As a general rule, if retirees limit their initial withdrawal to 4 percent of their investment portfolios—and then increase that dollar amount by 3 percent a year for inflation—they should stand a 9-in-10 chance of being able to sustain that income stream over 30 years, according to Fahlund. Individual situations vary, of course; you may want to consult your financial adviser.
Having a cash cushion in place can help prepare you to trim those withdrawals or hold steady if markets turn bearish, as they have this past year.
4. Keep an eye on asset allocation: Whether you're skittish about them or not, stocks (and stock funds) rule. They are the one investment that can provide the growth you'll need over a long retirement, Fahlund says.
A portfolio's asset allocation will differ from retiree to retiree, depending on individual factors like risk tolerance. In general, at retirement your holdings should consist of as much as 60 percent stocks, say the retirement portfolio managers at T. Rowe Price. That percentage should glide down and hover a notch below 40 percent even in your 80s. Other money managers may suggest significantly different allocations.
The key to charting a smart retirement portfolio is "risk management," Orecchio says. To ride out volatility, spread your risk across a diverse spectrum of equity investments here and abroad, including in emerging markets. Slice those broad categories into large and small companies. Diversify bond holdings by maturity and credit quality. Then rebalance yearly. In down markets, you might want to do so more frequently. "Markets will fluctuate over the next 20 or 30 years. You can be certain of that," he says. But a diversified portfolio will spread the risk.
A life-cycle, or target-date, fund can ease your angst. This single investment gives you all sorts of stocks and bonds in one package. Plus, you get to choose the mix you want. The funds are professionally managed, growing more conservative as you age. Lots of retirees are using such funds. New investors helped boost life-cycle-fund assets by 61 percent last year, according to the Investment Company Institute.

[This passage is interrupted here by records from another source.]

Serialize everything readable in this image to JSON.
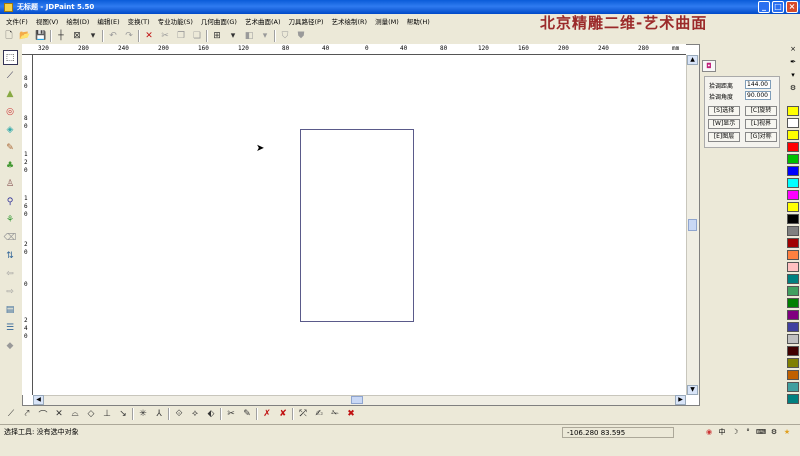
{
  "window": {
    "title": "无标题 - JDPaint 5.50",
    "min": "_",
    "max": "□",
    "close": "×"
  },
  "menu": [
    "文件(F)",
    "视图(V)",
    "绘制(D)",
    "编辑(E)",
    "变换(T)",
    "专业功能(S)",
    "几何曲面(G)",
    "艺术曲面(A)",
    "刀具路径(P)",
    "艺术绘制(R)",
    "测量(M)",
    "帮助(H)"
  ],
  "brand": "北京精雕二维-艺术曲面",
  "ruler": {
    "h_labels": [
      "320",
      "280",
      "240",
      "200",
      "160",
      "120",
      "80",
      "40",
      "0",
      "40",
      "80",
      "120",
      "160",
      "200",
      "240",
      "280",
      "320",
      "mm"
    ],
    "v_labels": [
      "8",
      "0",
      "8",
      "0",
      "1",
      "2",
      "0",
      "1",
      "6",
      "0",
      "2",
      "0",
      "0",
      "2",
      "4",
      "0"
    ]
  },
  "right_panel": {
    "distance_label": "拾调距离",
    "distance_value": "144.00",
    "angle_label": "拾调角度",
    "angle_value": "90.000",
    "buttons": [
      "[S]选择",
      "[C]旋转",
      "[W]显示",
      "[L]视界",
      "[E]图层",
      "[G]对称"
    ]
  },
  "palette": [
    "#ffff00",
    "#ffffff",
    "#ffff00",
    "#ff0000",
    "#00c000",
    "#0000ff",
    "#00ffff",
    "#ff00ff",
    "#ffff00",
    "#000000",
    "#808080",
    "#a00000",
    "#ff8040",
    "#ffc0c0",
    "#008080",
    "#40a060",
    "#008000",
    "#800080",
    "#4040a0",
    "#c0c0c0",
    "#400000",
    "#808000",
    "#c06000",
    "#40a0a0",
    "#008080"
  ],
  "status": {
    "text": "选择工具: 没有选中对象",
    "coords": "-106.280   83.595"
  }
}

5. Tap in: Generally speaking, to get the most from your savings, pull from your taxable accounts first. Interest from bank CDs, bonds, and money market funds is taxed at ordinary income rates. For any dividends, interest, or capital-gain payouts, you will owe taxes the year you receive them. U.S. government bonds are free from state taxes. Municipal bonds are free from federal tax and state taxes, too, if you live in the state that issued them.
Enjoy the tax deferral on your retirement accounts as long as you can. Once you reach 70½, though, there is a minimum withdrawal schedule based on your life expectancy. There are exceptions, of course. For example, if you're still working and contributing to your employer's 401(k) plan, and the plan allows it, you don't have to take withdrawals from the plan until April 1 of the year after you retire. The rules on required minimum distributions are in IRS Publication 590, available at irs.gov. You may want to consult a tax adviser. You're taxed at ordinary income tax rates on the amount you withdraw (except any after-tax contributions). Not withdrawing as much as you should each year can result in a 50 percent tax penalty on the amount you didn't take. Missing required minimum distributions is perhaps the single biggest mistake for IRA holders.
Roth IRAs are the last accounts to dip into and, for many retirees, may ultimately prove to be a winning solution to not outliving savings. Withdrawals from Roths aren't taxed at all provided you're at least 59½ years old and have held the account for at least five years. You've already paid tax on your Roth contributions, and all the compounded growth is tax free. Ah, sweet salvation...in a far-off year like 2023.